Let’s begin with Chocolat, this film centres on Vianne Rocher, an unmarried wanderer who stumbles into the quiet town French town with her daughter Anouk. As she becomes acquainted with the strict moral values of the community it becomes clear that when she opens a small chocolate shop during lent sparks are gonna fly! Thus, right from the beginning chocolate is at the forefront, tackling social morality and pushing the boundaries of what is deemed suitable for the town folk. Indeed, it offers the viewer a way into several strands of the narrative. For example, it livens up the sexually stale relationship of a married couple, investigates Armande Voizin’s (played by the timeless Judi Dench) diabetes, the violent relationship between Josephine and Serge Muscat (Lena Olin and Peter Stormare) and the depression of the main antagonist Comte de Reynaud (Alfred Molina). Considering its importance within the narrative Hallstrom never forces it down the viewer’s throats, but lets the cinematography merely observe the power that it has over people and, indeed the social taboo that it creates.

The interiors of the shop also explore its origins, as brown counter tops and South American pottery allude to the discovery of the cocoa bean. The cinematography aids in this as there are several close-up and establishing shots of the shop window where the delicious treats are viewable to the public from the main square. As the narrative develops, chocolate becomes more than just a treat, it becomes a life-line as characters begin to embrace its hypnotic and healing properties. This culminates in the smoothing out of social prejudices against undesirables like boat travellers, in particular Vianne’s love interest Roux (Johnny Depp) and the challenging of staunch Christian values.

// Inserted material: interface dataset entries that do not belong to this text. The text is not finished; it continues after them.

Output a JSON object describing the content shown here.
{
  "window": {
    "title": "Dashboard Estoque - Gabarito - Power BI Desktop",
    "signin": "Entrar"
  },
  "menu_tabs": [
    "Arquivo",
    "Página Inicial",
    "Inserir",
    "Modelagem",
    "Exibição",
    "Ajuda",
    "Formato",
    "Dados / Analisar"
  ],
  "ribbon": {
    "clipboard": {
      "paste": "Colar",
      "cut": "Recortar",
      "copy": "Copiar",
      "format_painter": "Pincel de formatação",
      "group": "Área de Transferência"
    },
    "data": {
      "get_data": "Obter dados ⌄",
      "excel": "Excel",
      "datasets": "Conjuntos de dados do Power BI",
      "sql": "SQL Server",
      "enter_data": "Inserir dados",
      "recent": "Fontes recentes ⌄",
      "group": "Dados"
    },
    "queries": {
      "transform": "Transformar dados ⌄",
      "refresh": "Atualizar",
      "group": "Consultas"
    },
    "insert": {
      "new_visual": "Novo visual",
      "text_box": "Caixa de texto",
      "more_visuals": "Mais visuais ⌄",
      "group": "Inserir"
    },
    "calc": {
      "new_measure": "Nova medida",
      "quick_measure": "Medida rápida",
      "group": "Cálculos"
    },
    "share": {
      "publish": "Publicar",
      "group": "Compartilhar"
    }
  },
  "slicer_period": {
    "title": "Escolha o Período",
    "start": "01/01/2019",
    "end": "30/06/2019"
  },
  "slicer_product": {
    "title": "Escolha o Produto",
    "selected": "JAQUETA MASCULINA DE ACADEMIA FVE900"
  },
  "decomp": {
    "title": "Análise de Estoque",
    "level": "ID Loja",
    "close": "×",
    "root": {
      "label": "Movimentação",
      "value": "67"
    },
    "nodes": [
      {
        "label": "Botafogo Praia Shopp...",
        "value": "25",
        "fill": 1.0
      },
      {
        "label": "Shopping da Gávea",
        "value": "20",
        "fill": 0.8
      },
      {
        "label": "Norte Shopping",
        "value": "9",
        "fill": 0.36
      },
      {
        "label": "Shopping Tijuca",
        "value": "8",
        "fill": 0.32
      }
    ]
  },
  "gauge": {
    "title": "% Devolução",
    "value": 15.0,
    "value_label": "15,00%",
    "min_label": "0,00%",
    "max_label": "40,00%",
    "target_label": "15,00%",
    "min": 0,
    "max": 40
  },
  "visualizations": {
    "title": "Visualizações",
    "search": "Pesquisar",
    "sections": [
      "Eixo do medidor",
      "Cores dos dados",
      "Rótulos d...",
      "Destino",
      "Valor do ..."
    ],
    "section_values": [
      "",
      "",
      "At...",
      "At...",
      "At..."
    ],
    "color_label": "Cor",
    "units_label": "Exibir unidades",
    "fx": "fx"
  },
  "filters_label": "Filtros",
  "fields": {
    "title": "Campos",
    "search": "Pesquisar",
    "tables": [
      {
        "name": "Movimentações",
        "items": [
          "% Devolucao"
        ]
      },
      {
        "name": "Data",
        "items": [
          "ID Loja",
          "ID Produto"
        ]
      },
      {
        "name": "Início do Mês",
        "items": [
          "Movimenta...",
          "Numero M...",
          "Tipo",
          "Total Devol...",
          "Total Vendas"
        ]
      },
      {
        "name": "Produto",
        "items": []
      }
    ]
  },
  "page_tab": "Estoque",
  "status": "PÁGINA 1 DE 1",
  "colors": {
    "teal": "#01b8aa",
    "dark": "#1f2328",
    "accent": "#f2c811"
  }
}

Burton’s Charlie and the Chocolate Factory on the other hand utilises garish colours and imaginative art direction to highlight the quirky role of the chocolate. As many will know, the narrative follows a little boy named Charlie who gets a golden ticket to go to the magical factory where all manner of Willy Wonka’s sweets are made. What makes the chocolate in this version so interesting is that it is represented as both a threat and a reward. The factory is like a Garden of Eden where temptation and the consumption of chocolate can lead you in pretty hot water! For example the eternally rotund Augustus Gloop falls into the chocolate river and gets sucked into the fountain. It is as if the film is utilising sweets as a teaching tool, educating children that greed is never good.

Johnny Depp as the off-the-wall Willy Wonka is priceless as are the oompa loompa’s, who churn out priceless songs after child after child meets their unsavoury end. Similar to Chocolat, Burton refuses to exploit the chocolate but its presence is always felt through the character’s own feelings towards it. For example, by getting the golden ticket that was in a chocolate wrapper, Charlie has the ability to get his family out of poverty.  It is this motivation that drives the narrative and as such when it reaches its conclusion, the audience is uplifted.

All in all, chocolate has always been a narrative device used to forward a characters journey in film. Both Chocolat and Charlie and the Chocolate Factory may be extreme examples, however throughout the history of cinema this sweet confectionary has graced many a scene on the big screen.